Sunday, October 31, 2010

Studio Tour, 2010!! (Part 2)

Earlier this month, I gave you a tour of my proposed studio space . . . the place was a wreck!!  Well, slow but sure, I've been working on the room:  moving boxes into the closet (mostly); and, setting up my worktable, sewing table, and ironing table (finally!!).  Here's what the room looks like from the stairs coming up from the 2nd floor:
Now, here's standing at the top of the stairs (my latest quilt top, "Winter Blues," is on my worktable):
Turning to the left you see my sewing area.  I've placed two long tables at a 90 degree angle; the table to the left is good for holding the quilt I'm feeding through the sewing machine.
To the left of the sewing area is my ironing table.  I made this table from a 3 ft. by 6 ft. sheet of plywood, covered with batting and that silverish ironing board cover material, stapled down.  The ironing table is supported by a pair of sawhorses at  waist height.  Of course, you can't see any of this because of the quilts stacked on top of it, LOL!!  These quilts are for an upcoming exhibit at a local gallery.  I want the quilts to lay as flat as possible (to ease out "folding wrinkles").

Here are a couple of shots of what's on my worktable.  I love this worktable because it's large (4 ft. by 8 ft.) and stands about 36 in. tall (waist height).  I can comfortable stand and work at the table without bending over (which can be murder on the back!!).
Here's a closer view of my pinning, marking, and stitching on this quilt.  Because I used foundation piecing, I only back the quilt with a layer of flannel.  I pin the top to the back with safety pins at the four corners and at the center of each square.  I am quilting a grid at a 45-degree angle, dividing the squares into thirds.  To mark the quilting lines, I lay my acrylic ruler where I want the line, then run the dull, back edge of a regular table knife along the ruler several times.  This leaves a depression on the fabric and a shiny line (kinda like a suit that's been pressed one too many times).  I pin across the line the distance of the width of my palm.  Then, I stitch.  The stitching lines never come close to the safety pins, which I'll remove once the entire quilt is done.
As always, thank you for reading my blog.  Please take a moment to leave a comment and subscribe to this blog.

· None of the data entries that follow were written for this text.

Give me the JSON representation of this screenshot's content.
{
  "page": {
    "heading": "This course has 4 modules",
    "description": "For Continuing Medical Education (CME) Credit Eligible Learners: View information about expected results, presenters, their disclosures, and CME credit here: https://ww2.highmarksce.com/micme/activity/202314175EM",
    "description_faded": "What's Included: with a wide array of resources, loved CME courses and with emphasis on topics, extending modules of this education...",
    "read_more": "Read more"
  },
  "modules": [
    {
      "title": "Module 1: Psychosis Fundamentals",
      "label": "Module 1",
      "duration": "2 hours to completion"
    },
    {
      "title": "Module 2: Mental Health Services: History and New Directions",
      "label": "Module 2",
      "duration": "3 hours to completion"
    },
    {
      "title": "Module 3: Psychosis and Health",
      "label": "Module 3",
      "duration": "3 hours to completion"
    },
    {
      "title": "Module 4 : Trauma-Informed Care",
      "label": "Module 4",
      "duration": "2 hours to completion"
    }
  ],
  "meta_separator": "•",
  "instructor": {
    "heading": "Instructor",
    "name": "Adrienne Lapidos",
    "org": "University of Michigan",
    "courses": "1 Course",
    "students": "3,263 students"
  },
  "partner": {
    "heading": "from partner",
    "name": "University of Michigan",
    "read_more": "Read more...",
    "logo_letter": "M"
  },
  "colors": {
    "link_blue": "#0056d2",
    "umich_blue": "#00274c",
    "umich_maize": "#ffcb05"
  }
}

Sunday, October 10, 2010

Men and the art of Quiltmaking . . .

I went to the AQS quilt show in Des Moines this weekend . . .

I had Friday off, and I busied myself shopping, packing, cleaning the litter box, and taking out the trash.  When I picked up Ed from work, we headed northeast.  We listened to the last hour or so of "Abarat, Book Two" by Clive Barker, then started on "The Girl with the Dragon Tattoo" by Stieg Larson.  We drove as far as Ottumwa, IA, and stopped for the night.

Saturday morning, after breakfast, we hit the road again.  We got to Des Moines in plenty of time:  we parked the car, got our passes, and found the hall where Joe Cunningham was gonna speak.  There were two other men present who were also included in Joe's book, Men and the art of Quiltmaking:  Mike McNamara and Erick Wolfmeyer.  The four of us did a round-robin of autographing each other's copies of the book, LOL!!  Then, we took the time for a "photo op."
Pictured above (from left to right) are Mike McNamara, Erick Wolfmeyer, Joe Cunningham, and myself.

Joe gave an interesting lecture, featuring many of the men in his book and their quilts, but it wasn't well-attended; there were less than two dozen people in the hall.  Afterwards, Ed and I went to see some of the quilts, particularly the display curated by  Joe of some of the male quilter's quilts.  This is me beside the quilt I had on display (which is also featured in the book).
Ed and I wandered around for a little while, looking at some of the other quilts, but I had seen who I came to see, and there were a LOT of other quilts to look at (it would have taken the rest of the day).  I still had a long drive ahead of me.  So, I had a twelve-hour drive for a two-hour visit, but it was worth it for me.

We headed back to St. Louis, stopping only for gas, and food (and chocolate).

I may do it again next year . . .